Nene’s Secret Designed to Meet Ethnic Hair-Care Needs

Products designed either for straightened hair or natural curl simply aren’t enough anymore.

NEW YORK — Products designed either for straightened hair or natural curl simply aren’t enough anymore.

To serve the needs of African-American women and men who want to experiment with products for a variety of different hairstyles, Brian Marks is rolling out his latest line, Nene’s Secret. Nene, Marks’ wife and a former model, handpicked ingredients from Africa, including baobab, Kalahari melon and chocolate, for the formulas.

Marks has extensive experience in developing ethnic hair-care brands, having launched African Pride in the Nineties and, most recently, Dr. Miracle’s, which he subsequently sold.

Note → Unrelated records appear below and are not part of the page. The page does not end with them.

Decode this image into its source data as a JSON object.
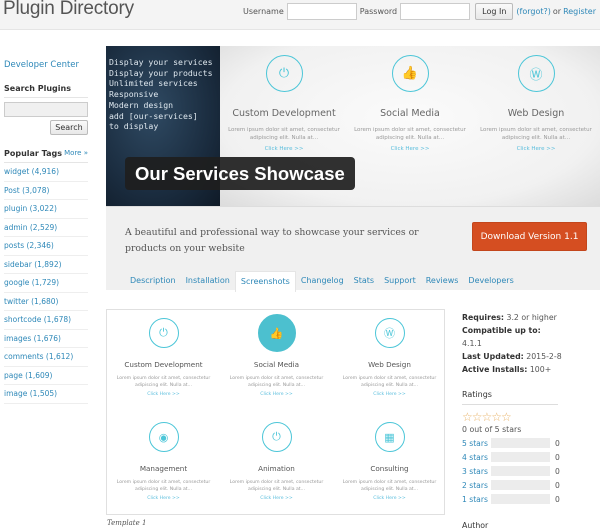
{
  "header": {
    "title": "Plugin Directory",
    "username_label": "Username",
    "username_value": "",
    "password_label": "Password",
    "password_value": "",
    "login_button": "Log In",
    "forgot_link": "(forgot?)",
    "or_text": "or",
    "register_link": "Register"
  },
  "sidebar": {
    "developer_center": "Developer Center",
    "search_heading": "Search Plugins",
    "search_value": "",
    "search_button": "Search",
    "tags_heading": "Popular Tags",
    "more_link": "More »",
    "tags": [
      "widget (4,916)",
      "Post (3,078)",
      "plugin (3,022)",
      "admin (2,529)",
      "posts (2,346)",
      "sidebar (1,892)",
      "google (1,729)",
      "twitter (1,680)",
      "shortcode (1,678)",
      "images (1,676)",
      "comments (1,612)",
      "page (1,609)",
      "image (1,505)"
    ]
  },
  "banner": {
    "features": "Display your services\nDisplay your products\nUnlimited services\nResponsive\nModern design\nadd [our-services]\nto display",
    "label": "Our Services Showcase",
    "services": [
      {
        "icon": "power-icon",
        "glyph": "⏻",
        "title": "Custom Development",
        "desc": "Lorem ipsum dolor sit amet, consectetur adipiscing elit. Nulla at...",
        "link": "Click Here >>"
      },
      {
        "icon": "thumbs-up-icon",
        "glyph": "👍",
        "title": "Social Media",
        "desc": "Lorem ipsum dolor sit amet, consectetur adipiscing elit. Nulla at...",
        "link": "Click Here >>"
      },
      {
        "icon": "wordpress-icon",
        "glyph": "Ⓦ",
        "title": "Web Design",
        "desc": "Lorem ipsum dolor sit amet, consectetur adipiscing elit. Nulla at...",
        "link": "Click Here >>"
      }
    ]
  },
  "plugin": {
    "tagline": "A beautiful and professional way to showcase your services or products on your website",
    "download_button": "Download Version 1.1",
    "accent_color": "#d54e21",
    "tabs": [
      "Description",
      "Installation",
      "Screenshots",
      "Changelog",
      "Stats",
      "Support",
      "Reviews",
      "Developers"
    ],
    "active_tab": "Screenshots"
  },
  "screenshot": {
    "caption": "Template 1",
    "services": [
      {
        "icon": "power-icon",
        "glyph": "⏻",
        "title": "Custom Development",
        "desc": "Lorem ipsum dolor sit amet, consectetur adipiscing elit. Nulla at...",
        "link": "Click Here >>",
        "filled": false
      },
      {
        "icon": "thumbs-up-icon",
        "glyph": "👍",
        "title": "Social Media",
        "desc": "Lorem ipsum dolor sit amet, consectetur adipiscing elit. Nulla at...",
        "link": "Click Here >>",
        "filled": true
      },
      {
        "icon": "wordpress-icon",
        "glyph": "Ⓦ",
        "title": "Web Design",
        "desc": "Lorem ipsum dolor sit amet, consectetur adipiscing elit. Nulla at...",
        "link": "Click Here >>",
        "filled": false
      },
      {
        "icon": "target-icon",
        "glyph": "◉",
        "title": "Management",
        "desc": "Lorem ipsum dolor sit amet, consectetur adipiscing elit. Nulla at...",
        "link": "Click Here >>",
        "filled": false
      },
      {
        "icon": "power-icon",
        "glyph": "⏻",
        "title": "Animation",
        "desc": "Lorem ipsum dolor sit amet, consectetur adipiscing elit. Nulla at...",
        "link": "Click Here >>",
        "filled": false
      },
      {
        "icon": "building-icon",
        "glyph": "▦",
        "title": "Consulting",
        "desc": "Lorem ipsum dolor sit amet, consectetur adipiscing elit. Nulla at...",
        "link": "Click Here >>",
        "filled": false
      }
    ]
  },
  "meta": {
    "requires_label": "Requires:",
    "requires_value": "3.2 or higher",
    "compatible_label": "Compatible up to:",
    "compatible_value": "4.1.1",
    "updated_label": "Last Updated:",
    "updated_value": "2015-2-8",
    "installs_label": "Active Installs:",
    "installs_value": "100+",
    "ratings_heading": "Ratings",
    "stars_glyphs": "☆☆☆☆☆",
    "rating_value": 0,
    "rating_text": "0 out of 5 stars",
    "breakdown": [
      {
        "label": "5 stars",
        "count": "0",
        "fraction": 0
      },
      {
        "label": "4 stars",
        "count": "0",
        "fraction": 0
      },
      {
        "label": "3 stars",
        "count": "0",
        "fraction": 0
      },
      {
        "label": "2 stars",
        "count": "0",
        "fraction": 0
      },
      {
        "label": "1 stars",
        "count": "0",
        "fraction": 0
      }
    ],
    "author_heading": "Author"
  }
}
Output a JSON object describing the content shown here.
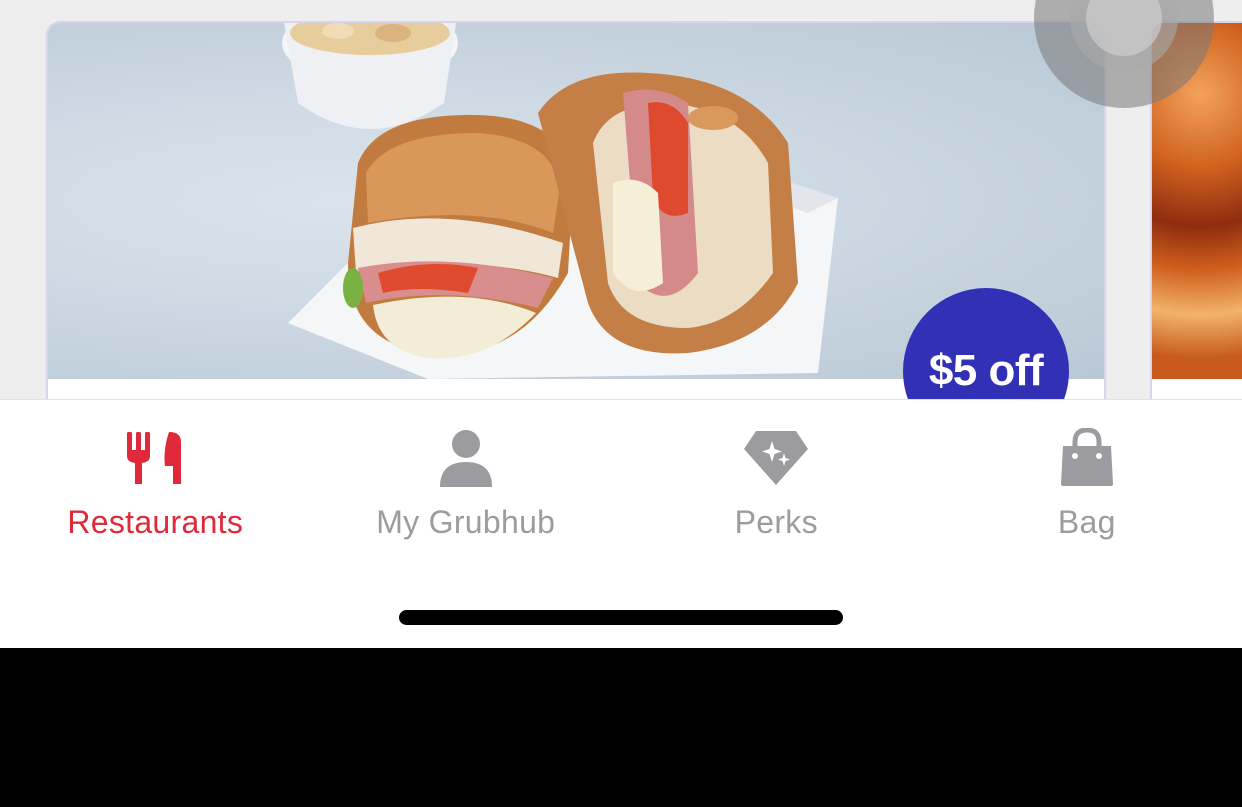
{
  "offer": {
    "badge_text": "$5 off"
  },
  "tabs": [
    {
      "label": "Restaurants",
      "icon": "fork-knife-icon",
      "active": true
    },
    {
      "label": "My Grubhub",
      "icon": "person-icon",
      "active": false
    },
    {
      "label": "Perks",
      "icon": "diamond-sparkle-icon",
      "active": false
    },
    {
      "label": "Bag",
      "icon": "shopping-bag-icon",
      "active": false
    }
  ],
  "colors": {
    "accent_red": "#e0293a",
    "inactive_gray": "#9c9b9f",
    "offer_badge": "#3230b4"
  }
}
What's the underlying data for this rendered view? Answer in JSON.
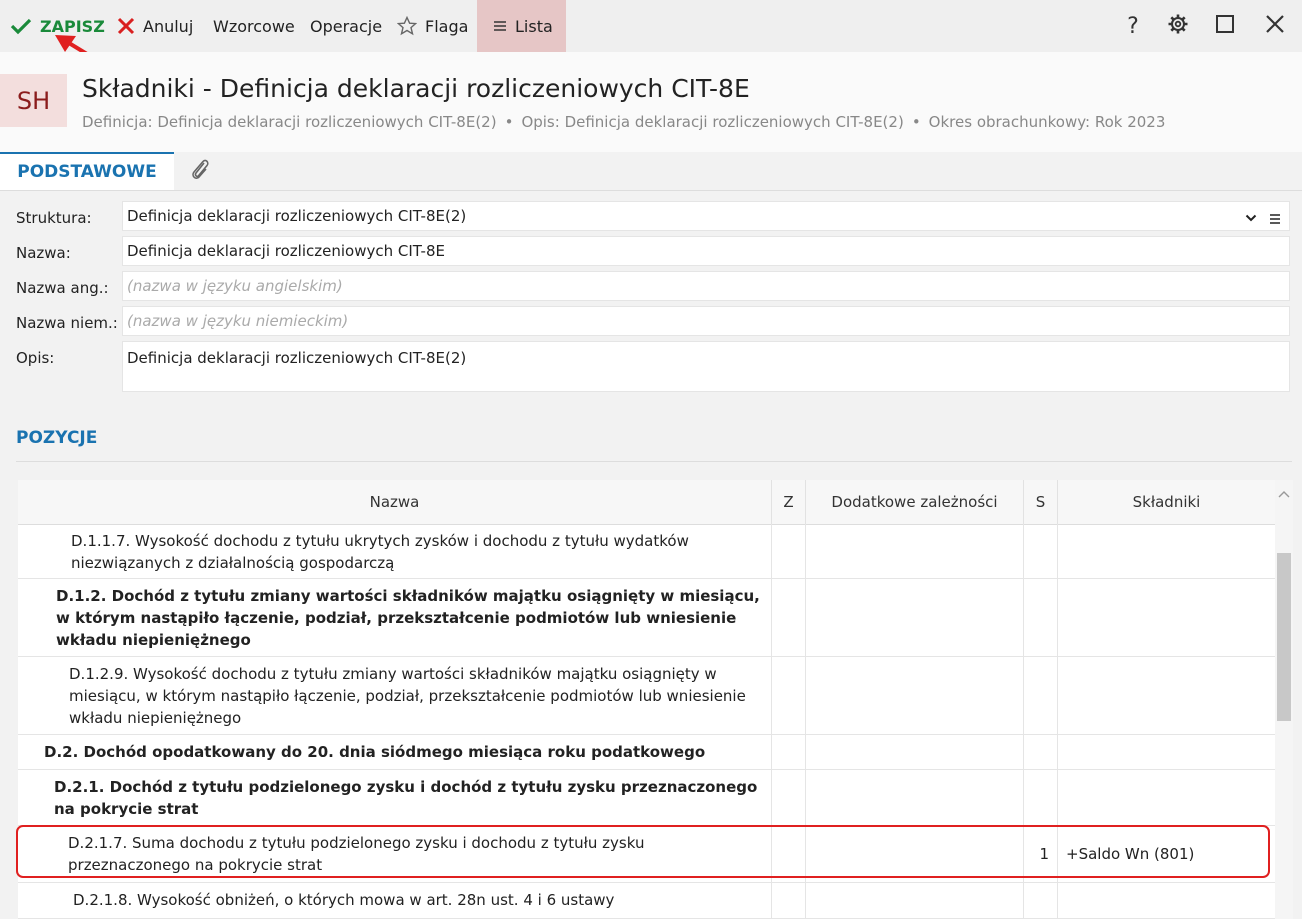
{
  "toolbar": {
    "save_label": "ZAPISZ",
    "cancel_label": "Anuluj",
    "templates_label": "Wzorcowe",
    "operations_label": "Operacje",
    "flag_label": "Flaga",
    "list_label": "Lista",
    "help_label": "?"
  },
  "header": {
    "avatar_text": "SH",
    "title": "Składniki - Definicja deklaracji rozliczeniowych CIT-8E",
    "subtitle": {
      "definition": "Definicja: Definicja deklaracji rozliczeniowych CIT-8E(2)",
      "description": "Opis: Definicja deklaracji rozliczeniowych CIT-8E(2)",
      "period": "Okres obrachunkowy: Rok 2023",
      "separator": "•"
    }
  },
  "tabs": {
    "main": "PODSTAWOWE"
  },
  "form": {
    "structure": {
      "label": "Struktura:",
      "value": "Definicja deklaracji rozliczeniowych CIT-8E(2)"
    },
    "name": {
      "label": "Nazwa:",
      "value": "Definicja deklaracji rozliczeniowych CIT-8E"
    },
    "name_en": {
      "label": "Nazwa ang.:",
      "placeholder": "(nazwa w języku angielskim)"
    },
    "name_de": {
      "label": "Nazwa niem.:",
      "placeholder": "(nazwa w języku niemieckim)"
    },
    "description": {
      "label": "Opis:",
      "value": "Definicja deklaracji rozliczeniowych CIT-8E(2)"
    }
  },
  "positions": {
    "title": "POZYCJE",
    "columns": [
      "Nazwa",
      "Z",
      "Dodatkowe zależności",
      "S",
      "Składniki"
    ],
    "rows": [
      {
        "name": "D.1.1.7. Wysokość dochodu z tytułu ukrytych zysków i dochodu z tytułu wydatków niezwiązanych z działalnością gospodarczą",
        "bold": false,
        "indent": 2,
        "s": "",
        "components": ""
      },
      {
        "name": "D.1.2. Dochód z tytułu zmiany wartości składników majątku osiągnięty w miesiącu, w którym nastąpiło łączenie, podział, przekształcenie podmiotów lub wniesienie wkładu niepieniężnego",
        "bold": true,
        "indent": 1,
        "s": "",
        "components": ""
      },
      {
        "name": "D.1.2.9. Wysokość dochodu z tytułu zmiany wartości składników majątku osiągnięty w miesiącu, w którym nastąpiło łączenie, podział, przekształcenie podmiotów lub wniesienie wkładu niepieniężnego",
        "bold": false,
        "indent": 2,
        "s": "",
        "components": ""
      },
      {
        "name": "D.2. Dochód opodatkowany do 20. dnia siódmego miesiąca roku podatkowego",
        "bold": true,
        "indent": 0,
        "s": "",
        "components": ""
      },
      {
        "name": "D.2.1. Dochód z tytułu podzielonego zysku i dochód z tytułu zysku przeznaczonego na pokrycie strat",
        "bold": true,
        "indent": 1,
        "s": "",
        "components": ""
      },
      {
        "name": "D.2.1.7. Suma dochodu z tytułu podzielonego zysku i dochodu z tytułu zysku przeznaczonego na pokrycie strat",
        "bold": false,
        "indent": 2,
        "s": "1",
        "components": "+Saldo Wn (801)"
      },
      {
        "name": "D.2.1.8. Wysokość obniżeń, o których mowa w art. 28n ust. 4 i 6 ustawy",
        "bold": false,
        "indent": 2,
        "s": "",
        "components": ""
      }
    ]
  }
}
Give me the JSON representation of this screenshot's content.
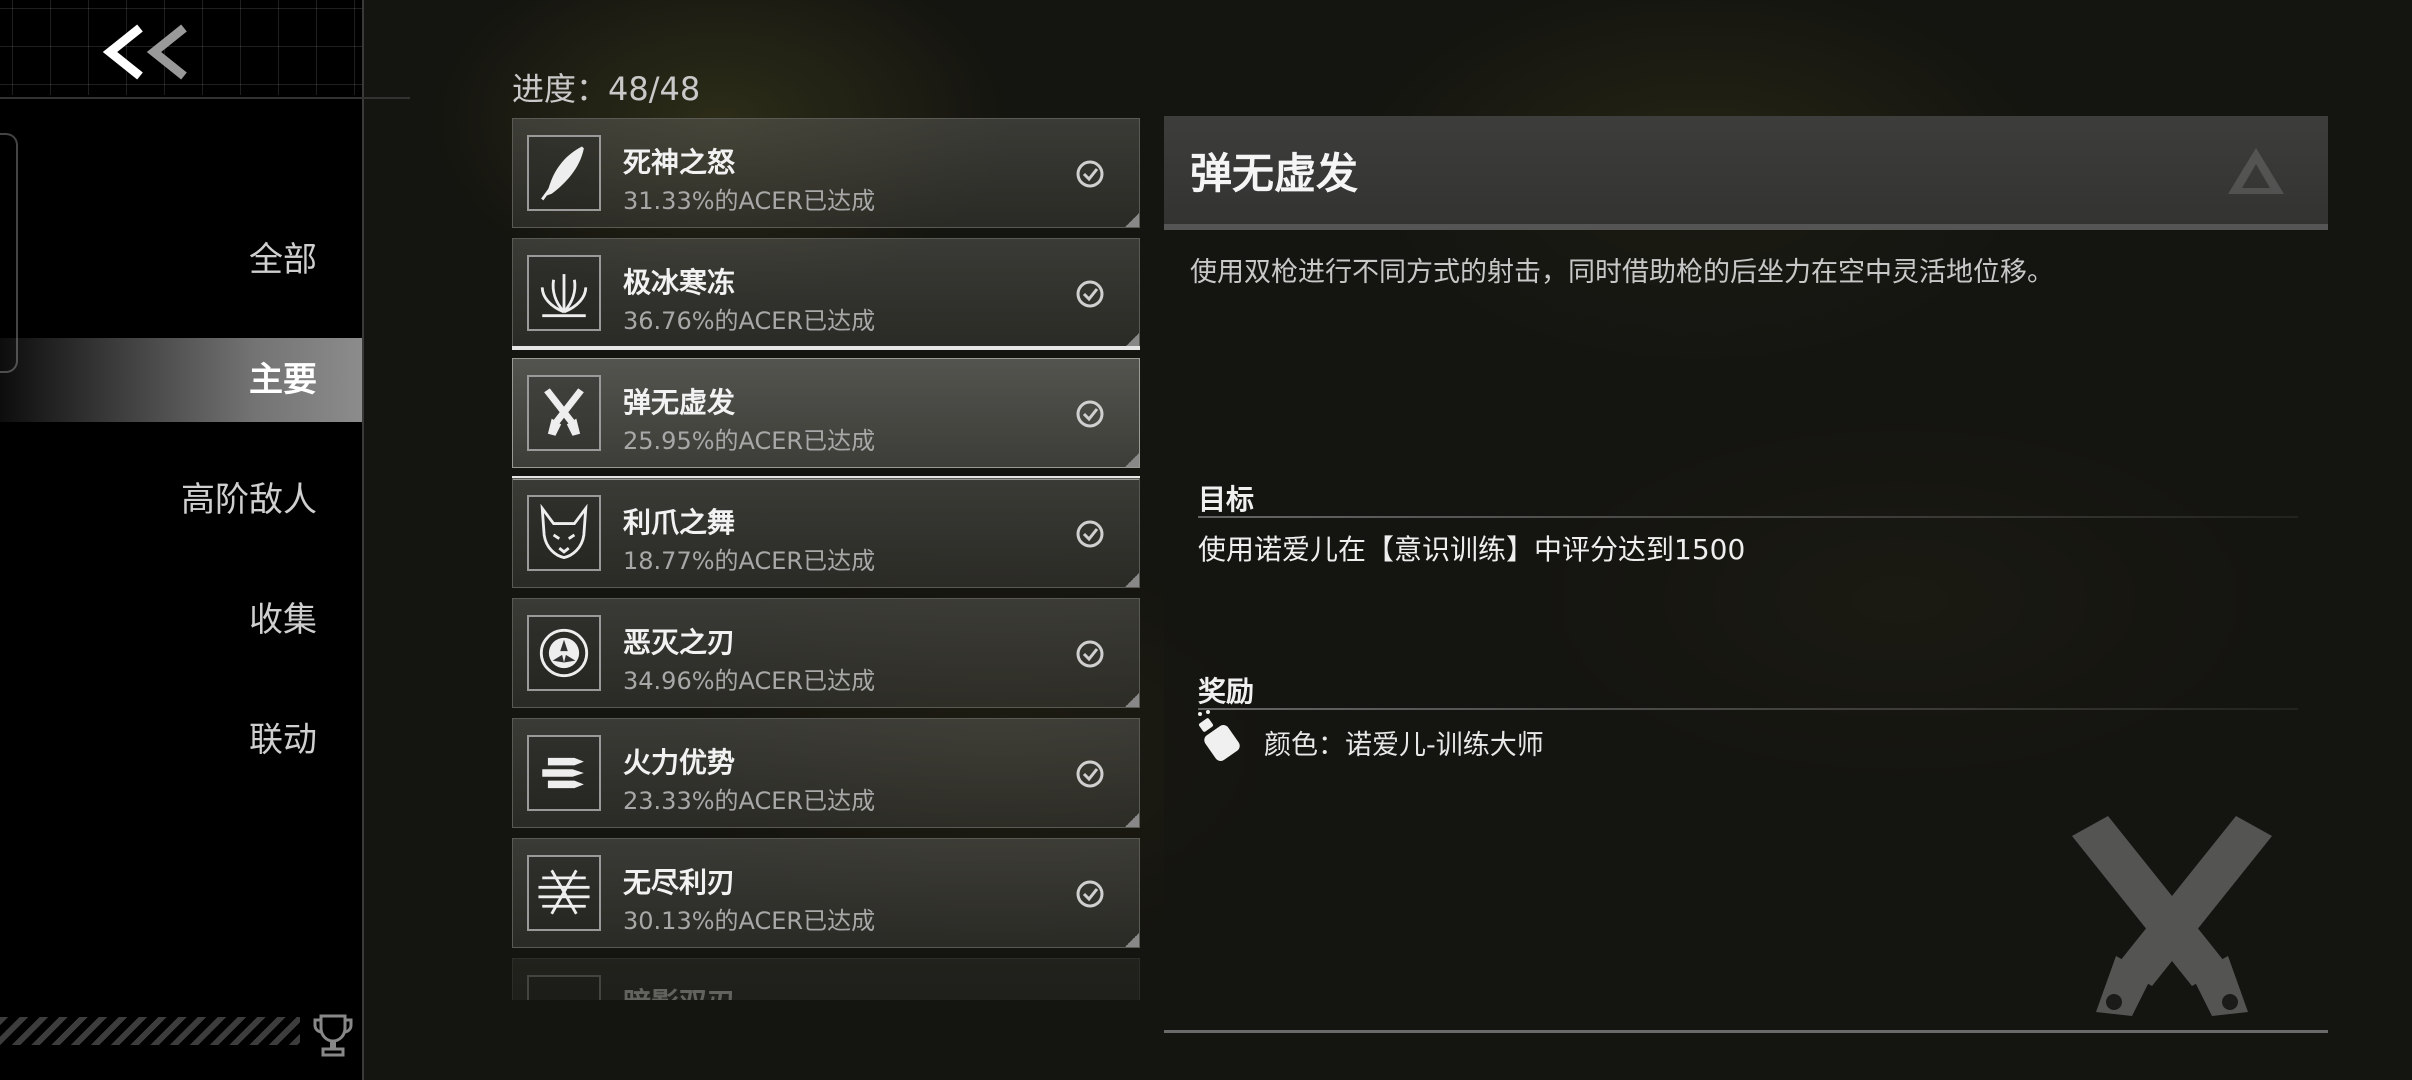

Retailers said the timing for Nene’s Secret is key and they hope it can offset sluggish sales in what were once robust segments in the ethnic category, such as relaxers. Sales of relaxer kits dropped 7.2 percent in food, drug and mass doors, according to Symphony/IRI data for the 2012 calendar year. Marks said Nene’s line of seven stock-keeping units fulfills unmet grooming needs. The range includes a leave-in conditioner, a scalp treatment, a curl crème, a styling pudding, a strengthening serum and a masque to restore damage. Nene Marks herself appears on the packaging illustrating the variety of hairstyles the products can maintain.

Related Galleries

“We know women want a choice to be natural one day or straightened another. This line is created to help African-American women be happy with their hair,” said Brian Marks. “Black women don’t have one look. They might want curly one day and straight the other,” he said.

You May Also Like

Marks said Nene’s Secret will be promoted via the primary social media outlets. Prices range from $8.99 for the leave-in conditioner to $12.99 for an all-natural butter.

Retailers said ethnic hair is a crucial department for them since it helps set them apart from specialty stores. “It is one category where we don’t compete with, say, a Sephora,” explained one retailer. “We really need to be on target with our selection, and the category was in need of updating.”